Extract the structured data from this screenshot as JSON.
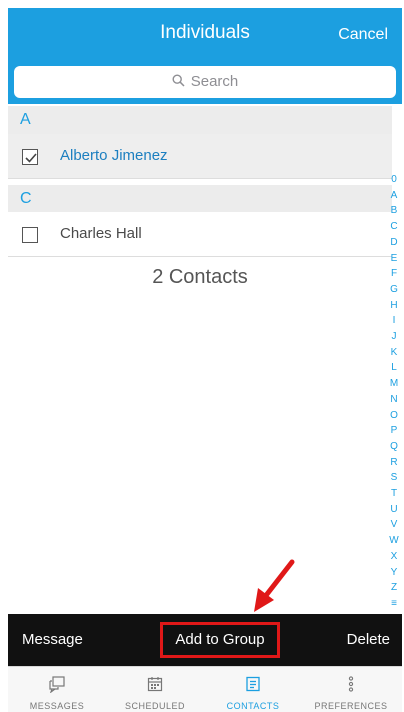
{
  "header": {
    "title": "Individuals",
    "cancel": "Cancel"
  },
  "search": {
    "placeholder": "Search"
  },
  "sections": [
    {
      "letter": "A",
      "contacts": [
        {
          "name": "Alberto Jimenez",
          "checked": true
        }
      ]
    },
    {
      "letter": "C",
      "contacts": [
        {
          "name": "Charles Hall",
          "checked": false
        }
      ]
    }
  ],
  "contacts_count": "2 Contacts",
  "alpha_index": [
    "0",
    "A",
    "B",
    "C",
    "D",
    "E",
    "F",
    "G",
    "H",
    "I",
    "J",
    "K",
    "L",
    "M",
    "N",
    "O",
    "P",
    "Q",
    "R",
    "S",
    "T",
    "U",
    "V",
    "W",
    "X",
    "Y",
    "Z",
    "≡"
  ],
  "actions": {
    "message": "Message",
    "add_to_group": "Add to Group",
    "delete": "Delete"
  },
  "tabs": [
    {
      "label": "MESSAGES",
      "icon": "messages-icon",
      "active": false
    },
    {
      "label": "SCHEDULED",
      "icon": "calendar-icon",
      "active": false
    },
    {
      "label": "CONTACTS",
      "icon": "contacts-icon",
      "active": true
    },
    {
      "label": "PREFERENCES",
      "icon": "more-vertical-icon",
      "active": false
    }
  ],
  "colors": {
    "accent": "#1c9fe0",
    "highlight": "#e01818",
    "action_bar": "#111111"
  }
}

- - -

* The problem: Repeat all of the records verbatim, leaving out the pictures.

* Answer box:
Extract the structured data from this screenshot as JSON.
{
  "header": {
    "title": "Individuals",
    "cancel": "Cancel"
  },
  "search": {
    "placeholder": "Search"
  },
  "sections": [
    {
      "letter": "A",
      "contacts": [
        {
          "name": "Alberto Jimenez",
          "checked": true
        }
      ]
    },
    {
      "letter": "C",
      "contacts": [
        {
          "name": "Charles Hall",
          "checked": false
        }
      ]
    }
  ],
  "contacts_count": "2 Contacts",
  "alpha_index": [
    "0",
    "A",
    "B",
    "C",
    "D",
    "E",
    "F",
    "G",
    "H",
    "I",
    "J",
    "K",
    "L",
    "M",
    "N",
    "O",
    "P",
    "Q",
    "R",
    "S",
    "T",
    "U",
    "V",
    "W",
    "X",
    "Y",
    "Z",
    "≡"
  ],
  "actions": {
    "message": "Message",
    "add_to_group": "Add to Group",
    "delete": "Delete"
  },
  "tabs": [
    {
      "label": "MESSAGES",
      "icon": "messages-icon",
      "active": false
    },
    {
      "label": "SCHEDULED",
      "icon": "calendar-icon",
      "active": false
    },
    {
      "label": "CONTACTS",
      "icon": "contacts-icon",
      "active": true
    },
    {
      "label": "PREFERENCES",
      "icon": "more-vertical-icon",
      "active": false
    }
  ],
  "colors": {
    "accent": "#1c9fe0",
    "highlight": "#e01818",
    "action_bar": "#111111"
  }
}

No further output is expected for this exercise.